Hippies in Paradise: the Kerista Commune

Post-reading “Sex at Dawn” I found myself browsing through the web for information on nonstandard sexual relationships. I came across discussion of “polyfidelity” which is essentially group marriage. This led me to a website for the “Kerista Commune,” a polyfidelous experiment that took place in San Francisco (where else?) from the early 70s to the early 90s.

The website, maintained by ex-members of the commune, is fascinating and includes a pretty honest assessment of the whole project. On one hand, the advantages of living in such a society are unpretentiously listed.

…once you were in Kerista, you had a real sense of belonging to a tribe. You always had a group of friends to move around with. You didn’t have to worry about paying your bills – the community took care of that. Those of us who were parents did not have to bear the stress and strain of raising kids alone. You always had help figuring out a difficult problem. And, somewhat more abstract, yet still significant, you always had a sense or belief that you were doing something good for the world.

But there’s also much discussion of the downsides.

Our living spaces were disgustingly messy and unaesthetic, largely because no one felt any personal responsibility for them. It was everyone’s – and therefore, no one’s – problem. People felt free to spend money on all kinds of things in a way that they would never do if they were solely responsible for balancing their chequebooks and making ends meet. (And, as it turns out, when the accounting was done after the commune’s demise, we found that our communal fund had been running in the red for years.)

Every ex-Keristan I have talked with remembers numerous instances of going along with the prevailing group sentiment on an issue rather than take a contrary stand, or, worse still, without even bothering to really think the issue through independently… There are memories of this sort about which many of us will probably continue to cringe for years to come . . . times we gave some innocent person a hard time for thinking, saying, or doing something that didn’t synch with current Keristan doctrine.

Though we had never considered ourselves to be guru-centred (after all, we believed in democracy, equality of the sexes, and other “politically correct” positions), from our perspective today, Kerista was in many respects a cult with a charismatic leader.
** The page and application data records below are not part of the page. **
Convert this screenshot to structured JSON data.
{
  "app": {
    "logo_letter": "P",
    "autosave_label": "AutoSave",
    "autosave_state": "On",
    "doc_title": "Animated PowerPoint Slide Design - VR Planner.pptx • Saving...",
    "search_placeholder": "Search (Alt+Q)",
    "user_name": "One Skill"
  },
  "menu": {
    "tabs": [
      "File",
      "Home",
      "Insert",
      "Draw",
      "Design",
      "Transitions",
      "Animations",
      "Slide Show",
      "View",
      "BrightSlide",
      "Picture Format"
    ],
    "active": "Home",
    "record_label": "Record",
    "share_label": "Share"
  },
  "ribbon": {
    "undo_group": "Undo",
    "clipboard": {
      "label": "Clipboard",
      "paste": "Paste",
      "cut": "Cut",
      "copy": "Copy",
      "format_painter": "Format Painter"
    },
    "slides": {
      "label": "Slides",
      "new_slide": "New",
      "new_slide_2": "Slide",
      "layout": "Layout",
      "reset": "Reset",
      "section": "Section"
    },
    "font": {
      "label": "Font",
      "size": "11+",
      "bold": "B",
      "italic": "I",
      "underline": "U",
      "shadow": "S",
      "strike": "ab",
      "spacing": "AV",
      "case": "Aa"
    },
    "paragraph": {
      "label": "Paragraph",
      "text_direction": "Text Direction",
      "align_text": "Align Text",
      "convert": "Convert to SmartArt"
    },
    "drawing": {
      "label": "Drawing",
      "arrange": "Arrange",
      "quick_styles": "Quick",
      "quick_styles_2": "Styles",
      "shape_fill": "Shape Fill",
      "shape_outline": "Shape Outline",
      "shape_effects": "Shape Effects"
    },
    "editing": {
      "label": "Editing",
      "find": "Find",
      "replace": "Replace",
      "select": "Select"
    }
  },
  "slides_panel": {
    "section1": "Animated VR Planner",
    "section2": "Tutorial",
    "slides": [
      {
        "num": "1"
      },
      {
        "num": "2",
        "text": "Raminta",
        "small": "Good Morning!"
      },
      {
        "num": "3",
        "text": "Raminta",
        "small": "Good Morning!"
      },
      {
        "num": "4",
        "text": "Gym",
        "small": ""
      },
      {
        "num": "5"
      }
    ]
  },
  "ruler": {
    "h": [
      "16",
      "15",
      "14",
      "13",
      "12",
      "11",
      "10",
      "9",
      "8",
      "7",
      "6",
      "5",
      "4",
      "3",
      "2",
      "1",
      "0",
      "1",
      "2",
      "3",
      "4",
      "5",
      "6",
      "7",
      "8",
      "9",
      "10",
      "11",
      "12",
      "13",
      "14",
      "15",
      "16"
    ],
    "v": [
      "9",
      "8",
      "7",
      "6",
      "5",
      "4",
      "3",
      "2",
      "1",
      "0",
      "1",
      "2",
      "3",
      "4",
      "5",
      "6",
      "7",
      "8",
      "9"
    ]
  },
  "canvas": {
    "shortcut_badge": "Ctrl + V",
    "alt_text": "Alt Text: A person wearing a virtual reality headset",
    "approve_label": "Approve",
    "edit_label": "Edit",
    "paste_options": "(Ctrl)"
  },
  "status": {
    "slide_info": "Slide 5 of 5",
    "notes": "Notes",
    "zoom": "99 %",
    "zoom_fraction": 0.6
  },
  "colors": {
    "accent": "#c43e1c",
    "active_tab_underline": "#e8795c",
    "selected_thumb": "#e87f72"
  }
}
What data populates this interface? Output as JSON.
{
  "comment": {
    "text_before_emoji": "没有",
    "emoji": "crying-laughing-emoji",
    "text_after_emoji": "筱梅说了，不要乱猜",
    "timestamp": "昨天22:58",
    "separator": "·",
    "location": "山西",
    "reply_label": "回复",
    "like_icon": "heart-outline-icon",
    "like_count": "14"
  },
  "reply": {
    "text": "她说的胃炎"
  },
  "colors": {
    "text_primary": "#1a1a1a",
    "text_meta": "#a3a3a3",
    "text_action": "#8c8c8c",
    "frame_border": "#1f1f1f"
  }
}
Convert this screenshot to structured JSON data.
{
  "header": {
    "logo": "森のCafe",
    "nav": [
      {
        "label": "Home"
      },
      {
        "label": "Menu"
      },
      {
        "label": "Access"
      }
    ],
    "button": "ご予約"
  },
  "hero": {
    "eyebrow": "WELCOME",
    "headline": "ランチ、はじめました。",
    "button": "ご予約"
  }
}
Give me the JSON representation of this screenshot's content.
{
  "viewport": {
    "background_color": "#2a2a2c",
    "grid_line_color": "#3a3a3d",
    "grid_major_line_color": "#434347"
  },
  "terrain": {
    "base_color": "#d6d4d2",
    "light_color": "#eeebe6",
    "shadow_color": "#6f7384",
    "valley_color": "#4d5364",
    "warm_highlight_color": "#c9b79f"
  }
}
Jud’s forceful personal style of conversation and confrontation became the model for how Keristans related to each other and outsiders; only the most courageous Keristans dared to openly disagree with Jud.

We used to scoff at people who would show up at one of our rap groups and ask, “But what if you end up in a group with someone you aren’t attracted to?” We would tell them they obviously didn’t understand-you only joined a group if you wanted to be with all the people in it, and they all, wanted to be with you. That was the ideal, which made sense. In reality it was often not that way. Many of us did find ourselves at different times in bed with people that, on our own, there was no way on earth we’d have ended up with. The way it sometimes worked was that a few influential members of a group would be interested in a new person, and they would “gestalt” (read, harangue) others who didn’t share that feeling until they assented to accept the new person.

So how exactly did they arrange these polyfedilous relationships? There was a schedule which mandated whom would be sleeping with whom each night. In strict egalitarian fashion, after a person slept with a partner, they would sleep with every other potential partner before returning to that first partner*.

Did being paired with a person mandate sex?

Sex was not mandatory, but it was expected. Most people did have sex, as far as I know. If you weren’t having sex with a certain someone then something was probably wrong in your dyad. Rotating partners every night is a sure way to feel like you should fuck this person who you hadn’t been with in several days.

The whole website appears to be an interesting overview of the appeal and follies of hippie culture.

* The modern classical composer Arnold Schonberg had a similar system devised for music. He would create orders of musical notes containing all the notes in the chromatic scale, and then dictate that his compositions had to use every other note in the order, before reusing the first note.

4 Responses to “Hippies in Paradise: the Kerista Commune”


  1. CPR

    Man, all these schedules and rules sort of miss the point, don’t they? Rhythm, from a white man’s perspective. There’s nothing quite as irritating as a rule-driven hippie. Except maybe a red-faced priest.

  2. Wil

    Leave it to hippies to screw up something as simple as having sex with everybody.

  3. Kelly

    Okay, the Keristans had utopian ideals, and they didn’t always live up to their ideals. But they had the courage to try and bring their ideals to life. They also formed group marriages that lasted longer than many traditional marriages.

    First make your own marriage last twenty years, then think about how much harder it would have been to make a non-traditional marriage last that long, and see if you’re still so quick to criticize.

  4. Wil

    Frankly, I don’t see where I’m so quick to criticize. Most of the “criticisms” in the post are simply quotes from Keristans themselves.